DREW HARVELL: Well, I talked about a few in the book. One of the major ones I talk about is actually a fungus. And it was an interesting one because it's a relative of one that we have on land. It's Aspergillus. And that was what was causing the big lesions in those sea fans. So that again was a mystery that was solved in terms of being able to isolate and then reinoculate that back.
There's also a bacterial disease of coral called Serratia-- Serratia marcescens, which was again identified as being a fecal coliform basically coming from sewage. And that was a disease that was affecting corals in the Florida Keys.
AUDIENCE: I think that might explain the Devonian discrepancy. If what's killing the coral is something [INAUDIBLE].

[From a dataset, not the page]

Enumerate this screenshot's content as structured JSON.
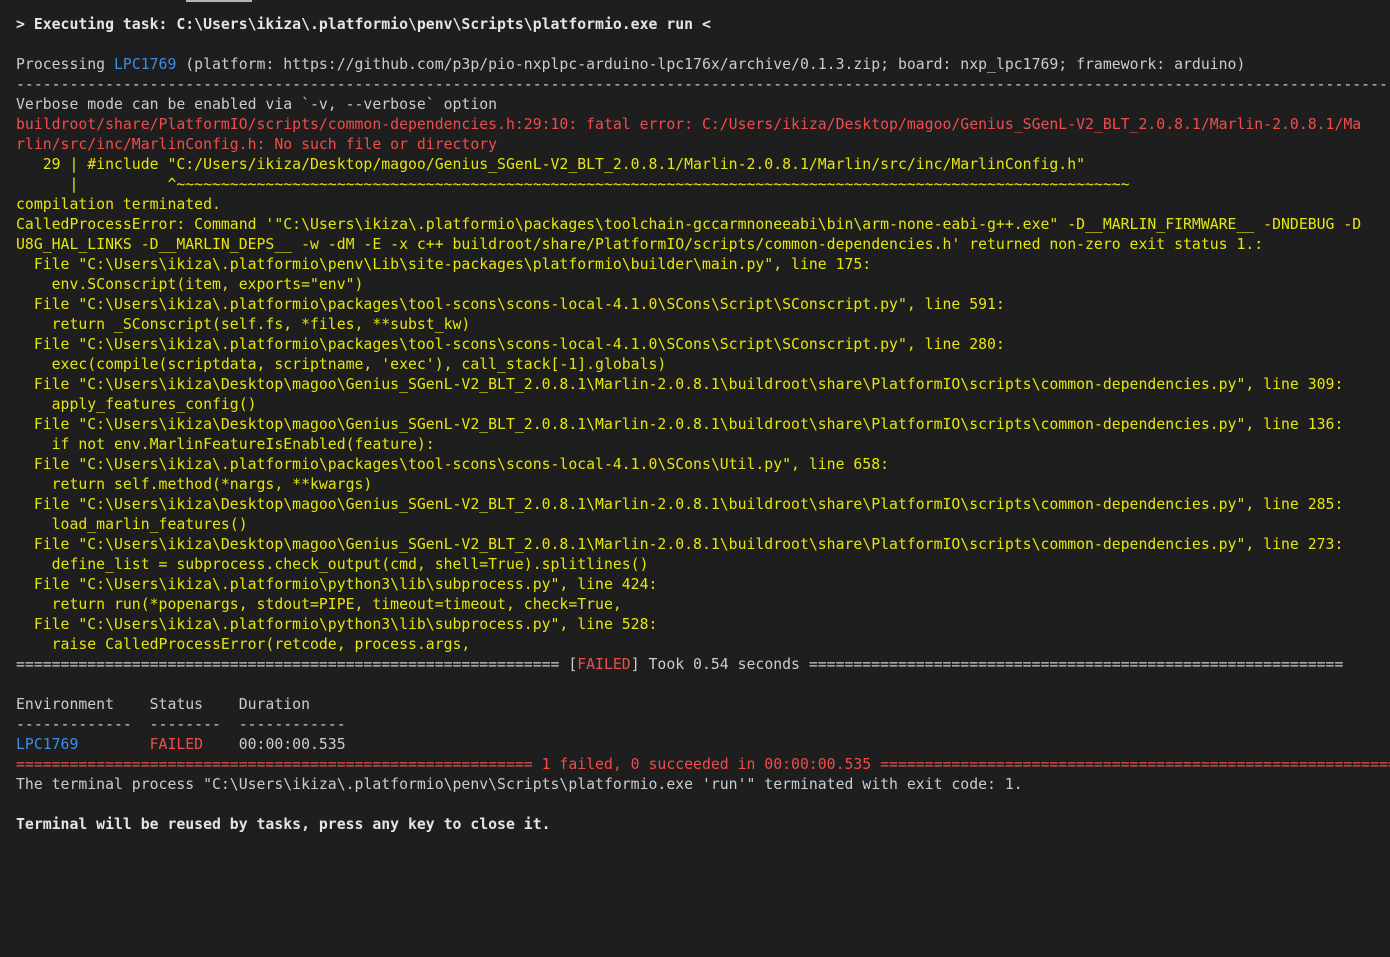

DREW HARVELL: Yeah. I think the combination of even just the warming, and the bacterias, and the ocean acidification is enough. Any other questions? Yeah.

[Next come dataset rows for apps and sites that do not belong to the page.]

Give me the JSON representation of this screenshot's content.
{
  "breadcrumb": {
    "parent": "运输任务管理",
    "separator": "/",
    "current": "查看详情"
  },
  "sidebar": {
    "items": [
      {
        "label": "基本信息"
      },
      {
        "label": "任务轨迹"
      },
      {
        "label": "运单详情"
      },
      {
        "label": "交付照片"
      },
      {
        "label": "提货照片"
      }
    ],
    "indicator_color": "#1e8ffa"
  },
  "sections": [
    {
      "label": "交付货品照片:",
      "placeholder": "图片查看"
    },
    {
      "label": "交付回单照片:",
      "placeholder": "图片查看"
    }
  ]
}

AUDIENCE: You may have mentioned it before, but when you were discussing the plastic causing pollution on coral reefs, was it that the plastic pollution was causing more bacteria to the coral reefs?
DREW HARVELL: So what we did in that study is-- it was a complete field-based study. So it was hundreds of transects run on the reefs. And so we were not able to analyze what was actually on the plastic. So the analysis of what was on the plastic was from other studies showing there's just all kinds of bacteria in general on plastics. And some of the bacteria that are on plastics can be pathogenic bacteria.
So the damage alone in those kinds of waters, even if the plastic wasn't conveying anything, would be enough to cause disease. So any kind of cut to the surface of the coral can endanger them. Yeah, you're welcome. Yeah?
AUDIENCE: So you mentioned you compared to Michael Pollan's books and for the four different outbreaks. Were there any outbreaks that there were no chance of keeping it or bringing it into the book, and you decided not to, or something else that we should be paying attention to?
DREW HARVELL: Uh-huh. Well, I mean, I think some of the situations with marine mammals in terms of their sentinel value are really important. Seals, for example. are having outbreaks of Morbillivirus, which is a very close relative to distemper.
So that was the one I thought a lot about, marine mammals actually versus abalone, and kind of decided on the abalone just because more was known. And it was kind of, I thought, a more instructive example. But there are a lot of other cases of things that could be talked about.
Well, why don't we have some cider and cookies.
SPEAKER: This has been a production of Cornell University Library.
We've received your request
You will be notified by email when the transcript and captions are available. The process may take up to 5 business days. Please contact email@example.com if you have any questions about this request.
How can we stop the spread of infectious diseases in our oceans, threatening life both in water and on land? In a Chats in the Stacks talk presented at Mann Library, Drew Harvell discusses her new book “Ocean Outbreak: Confronting the Rising Tide of Marine Disease” (University of California Press) to explain how we can protect aquatic ecosystems from dangerous diseases.
A professor of ecology and evolutionary biology, Harvell has devoted more than two decades to study the devastating impact of diseases on four marine species—corals, abalone, salmon, and starfish—and the destructive effects of human practices such as sewage dumping and unregulated aquaculture. Her research has also yielded insights about how we can boost nature’s own pathogen-fighting systems to help heal our fragile ocean environments.